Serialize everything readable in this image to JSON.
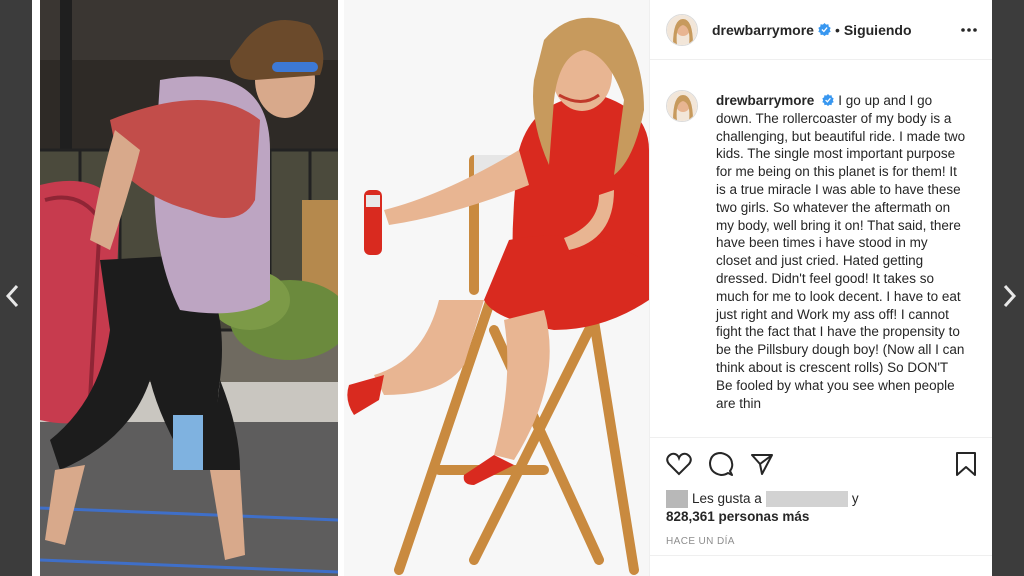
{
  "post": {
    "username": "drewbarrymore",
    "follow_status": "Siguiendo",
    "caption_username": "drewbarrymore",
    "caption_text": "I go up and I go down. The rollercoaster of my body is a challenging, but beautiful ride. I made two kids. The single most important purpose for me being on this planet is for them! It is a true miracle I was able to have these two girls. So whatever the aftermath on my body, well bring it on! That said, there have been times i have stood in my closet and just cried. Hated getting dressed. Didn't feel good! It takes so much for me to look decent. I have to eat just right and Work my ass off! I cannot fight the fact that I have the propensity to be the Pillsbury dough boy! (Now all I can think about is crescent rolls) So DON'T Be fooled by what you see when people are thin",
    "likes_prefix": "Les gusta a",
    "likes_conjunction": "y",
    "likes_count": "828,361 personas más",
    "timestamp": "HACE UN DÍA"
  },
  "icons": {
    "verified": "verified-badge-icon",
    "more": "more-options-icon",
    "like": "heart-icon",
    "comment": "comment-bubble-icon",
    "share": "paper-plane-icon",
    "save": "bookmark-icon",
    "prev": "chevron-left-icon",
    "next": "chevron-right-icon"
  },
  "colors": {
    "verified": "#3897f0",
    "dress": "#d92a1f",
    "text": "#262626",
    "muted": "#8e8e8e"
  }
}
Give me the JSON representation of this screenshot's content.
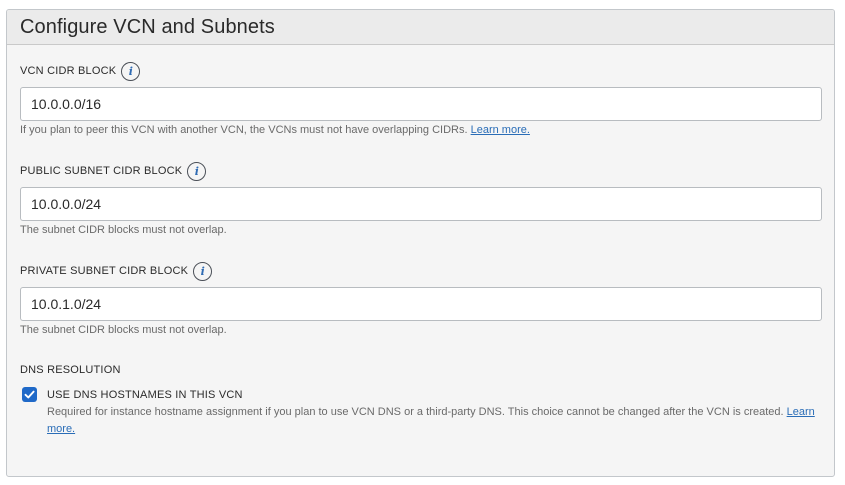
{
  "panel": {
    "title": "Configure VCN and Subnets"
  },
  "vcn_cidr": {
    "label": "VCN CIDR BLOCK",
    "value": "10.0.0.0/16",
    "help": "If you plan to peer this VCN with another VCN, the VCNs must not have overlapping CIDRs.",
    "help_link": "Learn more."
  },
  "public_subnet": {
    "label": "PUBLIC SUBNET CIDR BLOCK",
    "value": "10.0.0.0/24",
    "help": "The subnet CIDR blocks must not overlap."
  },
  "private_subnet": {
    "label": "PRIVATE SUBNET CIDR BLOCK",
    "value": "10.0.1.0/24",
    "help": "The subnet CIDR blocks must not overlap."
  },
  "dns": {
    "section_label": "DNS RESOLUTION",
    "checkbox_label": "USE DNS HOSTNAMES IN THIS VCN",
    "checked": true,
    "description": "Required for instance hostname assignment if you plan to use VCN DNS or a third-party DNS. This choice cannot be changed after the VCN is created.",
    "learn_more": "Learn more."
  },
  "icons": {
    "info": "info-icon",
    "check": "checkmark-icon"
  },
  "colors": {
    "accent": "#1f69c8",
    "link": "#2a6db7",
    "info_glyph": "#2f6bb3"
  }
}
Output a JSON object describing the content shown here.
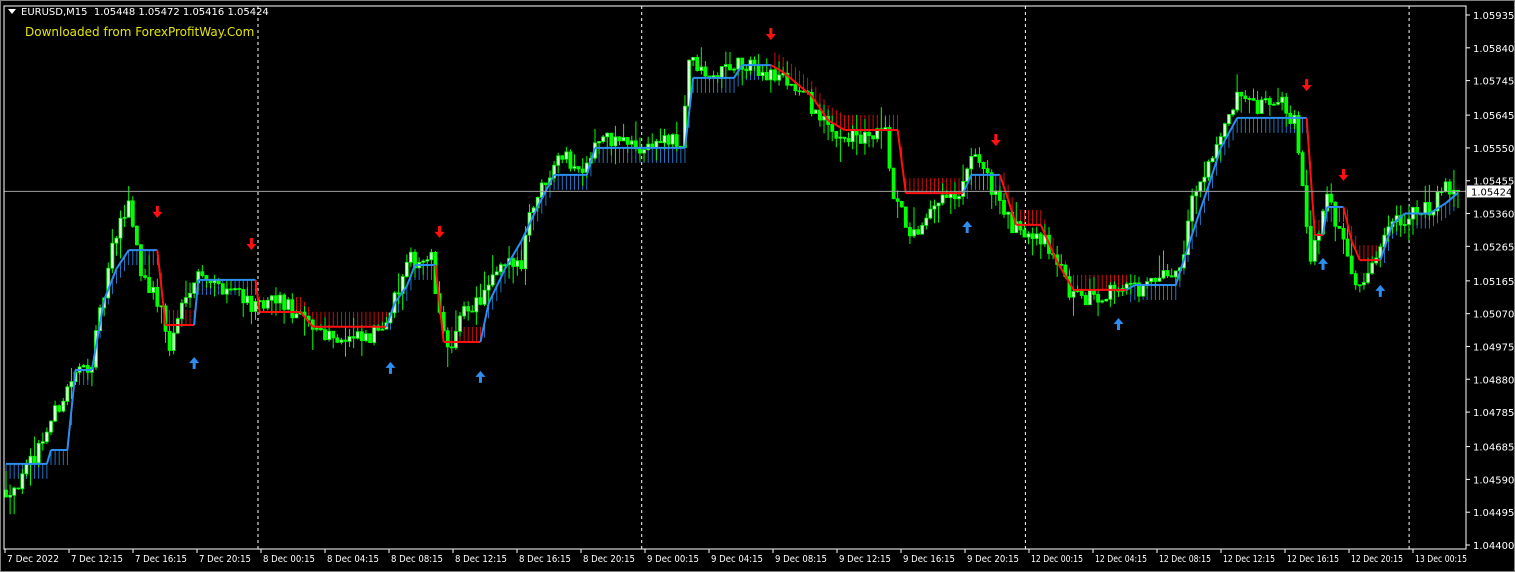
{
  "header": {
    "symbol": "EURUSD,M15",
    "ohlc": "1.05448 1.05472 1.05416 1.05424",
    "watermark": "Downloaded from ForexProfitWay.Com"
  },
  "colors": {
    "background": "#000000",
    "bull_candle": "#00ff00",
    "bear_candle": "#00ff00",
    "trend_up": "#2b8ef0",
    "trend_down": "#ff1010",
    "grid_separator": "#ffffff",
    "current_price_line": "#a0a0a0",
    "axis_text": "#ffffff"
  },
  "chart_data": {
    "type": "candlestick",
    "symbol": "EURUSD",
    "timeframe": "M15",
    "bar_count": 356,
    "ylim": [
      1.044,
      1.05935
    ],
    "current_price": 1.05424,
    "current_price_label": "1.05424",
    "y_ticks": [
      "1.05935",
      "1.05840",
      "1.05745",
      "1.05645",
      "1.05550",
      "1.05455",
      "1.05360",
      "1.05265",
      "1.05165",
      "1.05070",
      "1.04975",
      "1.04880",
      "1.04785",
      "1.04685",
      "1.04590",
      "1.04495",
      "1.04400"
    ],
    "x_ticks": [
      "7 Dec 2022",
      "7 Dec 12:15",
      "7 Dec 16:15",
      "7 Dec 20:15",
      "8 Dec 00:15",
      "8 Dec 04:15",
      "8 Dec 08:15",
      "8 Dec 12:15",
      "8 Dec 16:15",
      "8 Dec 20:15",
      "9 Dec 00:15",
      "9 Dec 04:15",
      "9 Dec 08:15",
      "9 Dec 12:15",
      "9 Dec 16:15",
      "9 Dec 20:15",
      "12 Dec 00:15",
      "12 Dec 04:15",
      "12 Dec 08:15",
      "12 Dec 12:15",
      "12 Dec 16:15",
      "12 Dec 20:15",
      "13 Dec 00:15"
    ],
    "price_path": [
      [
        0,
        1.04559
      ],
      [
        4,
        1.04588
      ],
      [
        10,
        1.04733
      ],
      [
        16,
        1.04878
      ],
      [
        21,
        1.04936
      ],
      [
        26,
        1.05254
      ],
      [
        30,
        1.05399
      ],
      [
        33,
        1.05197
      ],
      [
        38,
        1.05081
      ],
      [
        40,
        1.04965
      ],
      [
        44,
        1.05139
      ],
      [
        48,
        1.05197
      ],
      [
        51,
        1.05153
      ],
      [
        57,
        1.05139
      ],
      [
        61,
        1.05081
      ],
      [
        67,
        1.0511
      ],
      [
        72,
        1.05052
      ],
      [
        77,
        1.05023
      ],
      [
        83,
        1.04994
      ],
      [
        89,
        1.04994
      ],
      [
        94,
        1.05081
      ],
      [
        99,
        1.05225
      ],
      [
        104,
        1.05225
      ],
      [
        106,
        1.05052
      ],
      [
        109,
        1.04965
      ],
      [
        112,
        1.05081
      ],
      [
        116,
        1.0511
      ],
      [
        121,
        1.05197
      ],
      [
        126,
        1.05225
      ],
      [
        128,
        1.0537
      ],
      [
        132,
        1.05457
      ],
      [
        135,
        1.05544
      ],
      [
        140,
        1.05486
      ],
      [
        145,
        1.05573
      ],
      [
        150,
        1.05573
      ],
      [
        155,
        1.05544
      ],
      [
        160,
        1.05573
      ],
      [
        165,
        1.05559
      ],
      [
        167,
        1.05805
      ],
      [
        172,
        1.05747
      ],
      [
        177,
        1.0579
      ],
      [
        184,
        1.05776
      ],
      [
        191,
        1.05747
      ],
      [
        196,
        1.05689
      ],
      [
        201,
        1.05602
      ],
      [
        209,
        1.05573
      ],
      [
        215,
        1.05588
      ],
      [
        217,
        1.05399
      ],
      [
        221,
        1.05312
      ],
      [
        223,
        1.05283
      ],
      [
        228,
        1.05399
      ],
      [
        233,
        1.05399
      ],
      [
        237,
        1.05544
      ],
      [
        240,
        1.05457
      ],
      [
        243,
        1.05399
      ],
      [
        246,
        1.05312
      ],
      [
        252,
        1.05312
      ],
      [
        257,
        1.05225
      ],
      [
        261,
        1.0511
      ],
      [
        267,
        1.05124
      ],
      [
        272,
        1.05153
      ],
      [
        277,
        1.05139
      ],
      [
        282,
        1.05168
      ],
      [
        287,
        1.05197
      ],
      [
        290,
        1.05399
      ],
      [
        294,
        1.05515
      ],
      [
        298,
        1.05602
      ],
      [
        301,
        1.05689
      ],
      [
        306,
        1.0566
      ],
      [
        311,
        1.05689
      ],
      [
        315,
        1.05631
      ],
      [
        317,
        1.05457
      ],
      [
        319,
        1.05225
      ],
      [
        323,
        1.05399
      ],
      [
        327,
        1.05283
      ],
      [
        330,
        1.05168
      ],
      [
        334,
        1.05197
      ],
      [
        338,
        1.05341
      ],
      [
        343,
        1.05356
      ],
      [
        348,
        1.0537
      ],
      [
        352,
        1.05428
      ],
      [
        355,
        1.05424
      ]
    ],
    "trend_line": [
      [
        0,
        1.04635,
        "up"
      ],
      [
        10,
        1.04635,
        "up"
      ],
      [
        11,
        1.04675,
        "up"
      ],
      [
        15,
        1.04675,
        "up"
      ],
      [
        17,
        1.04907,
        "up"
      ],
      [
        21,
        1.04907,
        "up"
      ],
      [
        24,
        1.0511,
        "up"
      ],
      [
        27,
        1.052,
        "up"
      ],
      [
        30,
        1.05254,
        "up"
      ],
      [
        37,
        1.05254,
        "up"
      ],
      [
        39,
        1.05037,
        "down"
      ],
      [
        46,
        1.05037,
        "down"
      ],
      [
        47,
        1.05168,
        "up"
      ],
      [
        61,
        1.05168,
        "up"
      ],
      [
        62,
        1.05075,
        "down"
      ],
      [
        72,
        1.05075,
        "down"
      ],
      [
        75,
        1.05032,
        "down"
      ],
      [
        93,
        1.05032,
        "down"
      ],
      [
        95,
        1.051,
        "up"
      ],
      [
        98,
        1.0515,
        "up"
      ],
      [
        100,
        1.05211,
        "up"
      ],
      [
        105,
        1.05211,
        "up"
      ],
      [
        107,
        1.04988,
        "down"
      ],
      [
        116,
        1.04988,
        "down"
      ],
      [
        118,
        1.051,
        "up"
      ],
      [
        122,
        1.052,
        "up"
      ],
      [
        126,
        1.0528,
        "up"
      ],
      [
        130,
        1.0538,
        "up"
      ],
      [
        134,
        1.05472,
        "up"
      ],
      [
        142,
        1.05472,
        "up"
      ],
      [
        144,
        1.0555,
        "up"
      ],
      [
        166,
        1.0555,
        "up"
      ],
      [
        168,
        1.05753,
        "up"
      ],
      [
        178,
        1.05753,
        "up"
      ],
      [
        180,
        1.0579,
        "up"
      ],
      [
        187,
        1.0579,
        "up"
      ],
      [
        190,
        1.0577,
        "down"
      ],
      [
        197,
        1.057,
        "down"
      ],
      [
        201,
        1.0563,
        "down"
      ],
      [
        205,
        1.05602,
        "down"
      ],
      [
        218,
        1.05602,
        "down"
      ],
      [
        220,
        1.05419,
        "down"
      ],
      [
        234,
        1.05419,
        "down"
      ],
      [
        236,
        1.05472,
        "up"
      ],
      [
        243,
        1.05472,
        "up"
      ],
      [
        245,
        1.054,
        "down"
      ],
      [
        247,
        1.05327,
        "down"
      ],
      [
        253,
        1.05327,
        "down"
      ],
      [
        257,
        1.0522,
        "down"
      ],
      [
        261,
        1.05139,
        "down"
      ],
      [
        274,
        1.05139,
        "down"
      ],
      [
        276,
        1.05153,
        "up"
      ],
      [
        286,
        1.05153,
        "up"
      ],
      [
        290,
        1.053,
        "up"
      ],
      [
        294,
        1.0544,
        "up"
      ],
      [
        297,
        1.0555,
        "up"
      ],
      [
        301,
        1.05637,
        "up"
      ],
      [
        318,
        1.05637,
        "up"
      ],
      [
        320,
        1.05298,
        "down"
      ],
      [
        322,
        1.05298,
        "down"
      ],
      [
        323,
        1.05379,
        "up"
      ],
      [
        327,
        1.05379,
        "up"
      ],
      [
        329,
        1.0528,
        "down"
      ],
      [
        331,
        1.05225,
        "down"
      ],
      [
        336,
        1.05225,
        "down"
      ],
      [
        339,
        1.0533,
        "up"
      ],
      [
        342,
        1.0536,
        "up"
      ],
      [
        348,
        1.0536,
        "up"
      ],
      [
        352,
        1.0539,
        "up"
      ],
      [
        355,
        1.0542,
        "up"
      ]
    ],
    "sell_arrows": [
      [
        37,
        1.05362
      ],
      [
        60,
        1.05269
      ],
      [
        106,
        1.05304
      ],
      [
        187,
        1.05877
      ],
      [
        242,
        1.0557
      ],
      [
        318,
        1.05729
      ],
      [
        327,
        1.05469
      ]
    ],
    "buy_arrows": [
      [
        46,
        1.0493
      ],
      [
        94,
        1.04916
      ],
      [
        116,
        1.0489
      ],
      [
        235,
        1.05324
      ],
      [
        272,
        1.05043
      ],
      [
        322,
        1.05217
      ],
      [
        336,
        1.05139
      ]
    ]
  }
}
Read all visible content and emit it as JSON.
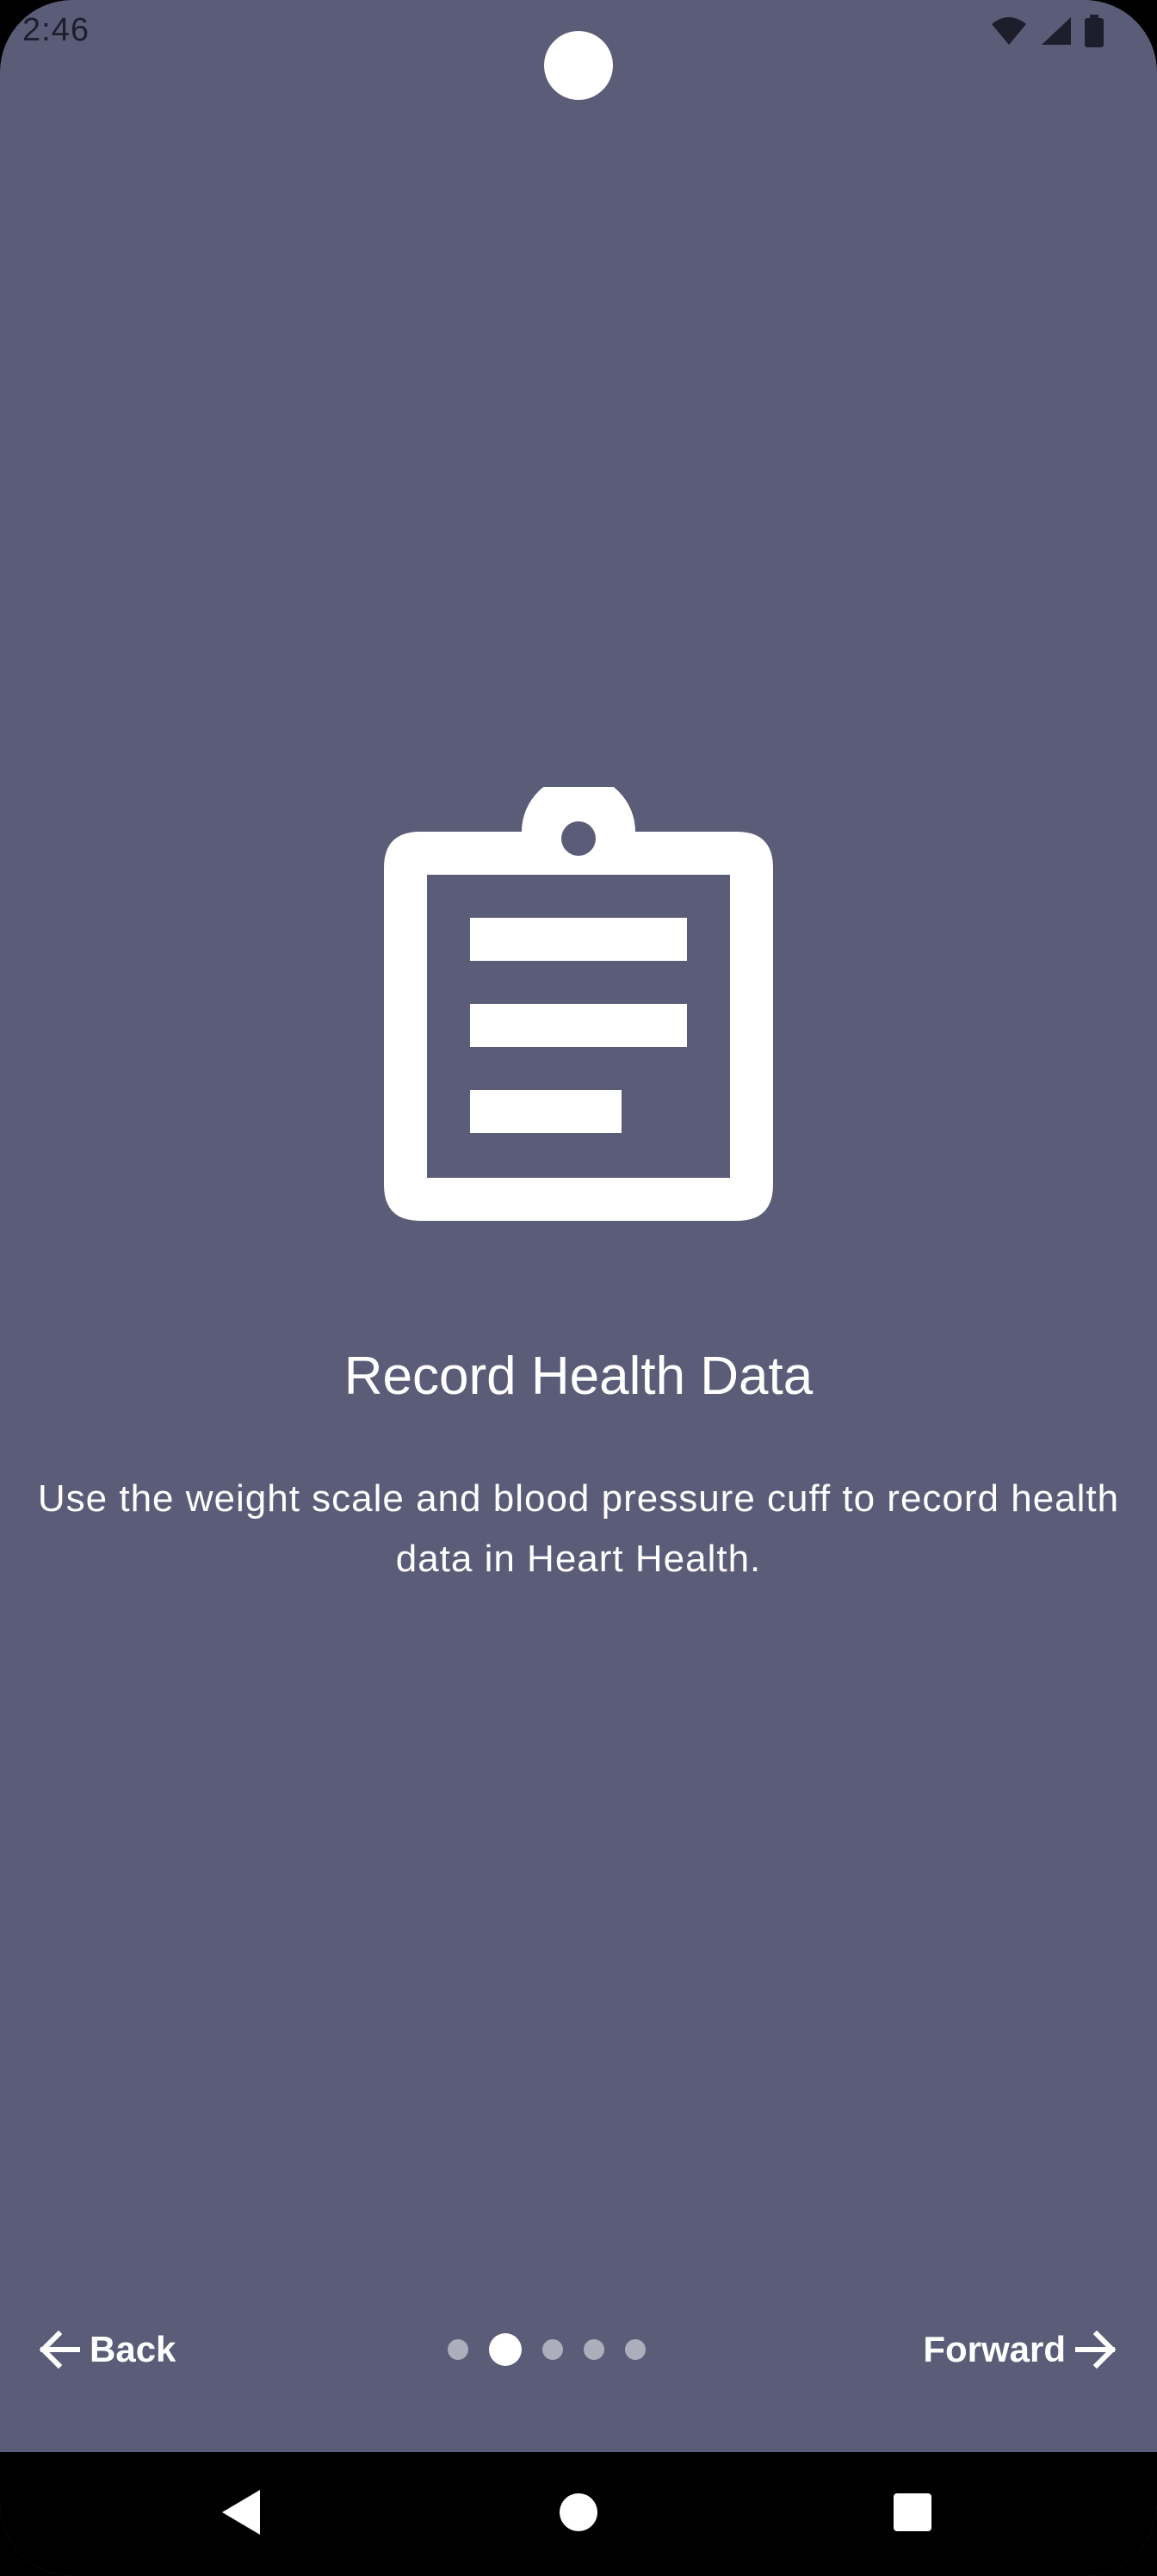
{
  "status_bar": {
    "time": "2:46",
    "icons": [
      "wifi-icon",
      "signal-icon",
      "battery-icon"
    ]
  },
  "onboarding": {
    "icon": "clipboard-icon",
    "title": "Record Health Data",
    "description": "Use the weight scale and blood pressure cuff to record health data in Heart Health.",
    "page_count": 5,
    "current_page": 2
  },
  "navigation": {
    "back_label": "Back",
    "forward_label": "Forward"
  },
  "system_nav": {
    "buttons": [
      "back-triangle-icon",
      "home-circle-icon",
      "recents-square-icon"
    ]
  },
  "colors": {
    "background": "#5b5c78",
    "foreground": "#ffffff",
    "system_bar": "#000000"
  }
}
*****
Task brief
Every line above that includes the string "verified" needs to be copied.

Expected output
    "verified": "verified-badge-icon",
    "verified": "#3897f0",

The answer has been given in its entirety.